Data about app and page elements
■ ■ ■
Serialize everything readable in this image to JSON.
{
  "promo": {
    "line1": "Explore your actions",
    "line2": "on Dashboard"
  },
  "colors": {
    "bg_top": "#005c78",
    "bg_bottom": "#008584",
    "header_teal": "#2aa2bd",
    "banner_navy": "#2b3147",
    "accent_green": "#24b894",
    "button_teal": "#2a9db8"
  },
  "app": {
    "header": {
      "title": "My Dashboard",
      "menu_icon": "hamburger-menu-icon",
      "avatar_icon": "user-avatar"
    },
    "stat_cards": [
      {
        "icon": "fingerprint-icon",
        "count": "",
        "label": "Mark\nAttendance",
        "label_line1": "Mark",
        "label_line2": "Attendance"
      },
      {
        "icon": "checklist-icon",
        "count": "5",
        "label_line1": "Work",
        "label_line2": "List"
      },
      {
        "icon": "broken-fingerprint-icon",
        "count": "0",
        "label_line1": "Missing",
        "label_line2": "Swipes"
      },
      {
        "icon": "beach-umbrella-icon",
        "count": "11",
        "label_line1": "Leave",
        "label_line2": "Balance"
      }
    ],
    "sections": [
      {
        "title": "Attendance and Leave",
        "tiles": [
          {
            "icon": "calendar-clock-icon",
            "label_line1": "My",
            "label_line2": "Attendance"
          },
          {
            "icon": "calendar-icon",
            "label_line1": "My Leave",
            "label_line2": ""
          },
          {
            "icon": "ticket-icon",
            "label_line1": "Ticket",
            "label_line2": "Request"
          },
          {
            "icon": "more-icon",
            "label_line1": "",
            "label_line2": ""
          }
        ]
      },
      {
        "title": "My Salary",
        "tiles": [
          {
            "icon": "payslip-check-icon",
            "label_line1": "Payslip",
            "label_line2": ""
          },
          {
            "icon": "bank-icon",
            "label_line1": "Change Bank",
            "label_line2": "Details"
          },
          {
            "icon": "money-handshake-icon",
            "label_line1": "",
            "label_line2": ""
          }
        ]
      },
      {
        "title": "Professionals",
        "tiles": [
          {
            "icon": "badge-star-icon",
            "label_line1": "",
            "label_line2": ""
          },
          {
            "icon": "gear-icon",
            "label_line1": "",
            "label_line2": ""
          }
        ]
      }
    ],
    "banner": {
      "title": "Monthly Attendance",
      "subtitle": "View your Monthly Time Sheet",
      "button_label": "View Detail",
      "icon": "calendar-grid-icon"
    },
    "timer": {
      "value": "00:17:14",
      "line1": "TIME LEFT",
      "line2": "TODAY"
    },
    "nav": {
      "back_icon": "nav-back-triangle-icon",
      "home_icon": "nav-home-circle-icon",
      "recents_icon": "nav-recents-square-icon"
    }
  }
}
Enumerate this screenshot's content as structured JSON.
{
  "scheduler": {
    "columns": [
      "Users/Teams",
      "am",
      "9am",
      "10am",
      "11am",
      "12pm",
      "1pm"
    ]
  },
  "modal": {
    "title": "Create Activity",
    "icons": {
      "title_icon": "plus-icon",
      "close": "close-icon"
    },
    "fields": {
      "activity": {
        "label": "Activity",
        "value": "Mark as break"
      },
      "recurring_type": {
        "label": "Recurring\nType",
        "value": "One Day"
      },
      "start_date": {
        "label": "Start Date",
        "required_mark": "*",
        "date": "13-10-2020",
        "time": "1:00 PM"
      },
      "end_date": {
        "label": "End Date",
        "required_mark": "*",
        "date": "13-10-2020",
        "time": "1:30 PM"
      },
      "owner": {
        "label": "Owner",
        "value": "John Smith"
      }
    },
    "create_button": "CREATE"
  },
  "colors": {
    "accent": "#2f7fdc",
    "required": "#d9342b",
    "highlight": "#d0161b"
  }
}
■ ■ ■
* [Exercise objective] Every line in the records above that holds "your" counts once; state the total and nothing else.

* [Exercise result] 2